The diseases caused by exposure to endocrine-disrupting chemicals in our food, environment and household and personal care products cost the U.S. $340 billion a year, says children’s environmental health expert Dr. Leonardo Trasande.
Trasande is the author of “Sicker, Fatter, Poorer,” featured on a recent CBS News segment. The book highlights the potentially harmful effects of thousands of endocrine disruptors, also known as hormone mimickers, which can interfere with the body’s endocrine system and cause adverse developmental, reproductive and neurological effects.
Endocrine disruptors are linked to a string of health problems, including diabetes, brain disorders, fertility issues and cancer. The chemicals can be grouped into four categories:
• Pesticides used in agriculture
• Phthalates used in personal care products and food packaging
• Bisphenol A (BPA) used in aluminum can linings and plastics
• Flame retardants applied to furniture, electronics, mattresses and car seats
"Hormones are molecules that our body uses to signal and communicate, and hormone disrupters are chemicals that scramble those signals and contribute to disease, Trasande told CBS News. “We know now of over 1,000 chemicals that are hormone disrupters," he said.
Hormone mimickers also play a role in weight gain and may be a key factor in America’s growing obesity epidemic, which now affects 78 million adults and 12 million children, according to the National Council of State Legislature.
Endocrine-disrupting chemicals that cause weight gain are called obesogens.

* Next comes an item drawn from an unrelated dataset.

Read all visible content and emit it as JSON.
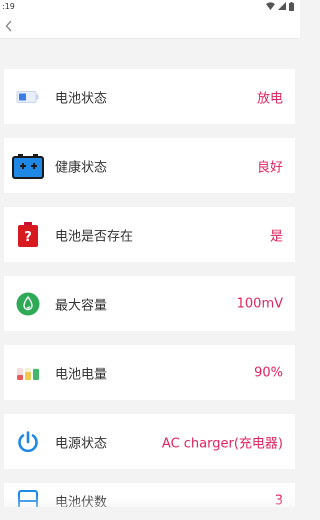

Studies show that not only do obesogens promote weight gain, but they also cause the body to hang on to other environmental pollutants for longer, which could explain why obesity is an underlying risk factor for so many other diseases, including cancer.
Trasande says these chemicals “scramble hormone signals and shift our diet and how it's transformed in our body into fat as opposed into muscle or other categories.”
The use of endocrine-disrupting chemicals in consumer products is so widespread that the toxins are showing up in the environment, and subsequently, wildlife, too.
A study published in 2018 found phthalates in the urine of bottlenose dolphins in Sarasota Bay, Florida. Phthalates showed up in 71 percent of dolphins tested in the area over a two-year period. The discovery is alarming as it marks the first time scientists have found endocrine disruptors in the urine of wild marine mammals, which indicates the chemicals remained in their body long enough to process them.
Despite their persistence, there are steps consumers can take to limit their exposure to hormone-mimicking chemicals. Buying organic and locally sourced food can reduce exposure to toxic pesticides. Avoiding canned food and drink can help protect consumers from BPA and BPA alternative chemicals.
Finally, never microwave anything plastic, and try to avoid consuming food or drink that comes from a heated, plastic container.
Click here to learn more about how you can avoid hormone-disrupting chemicals.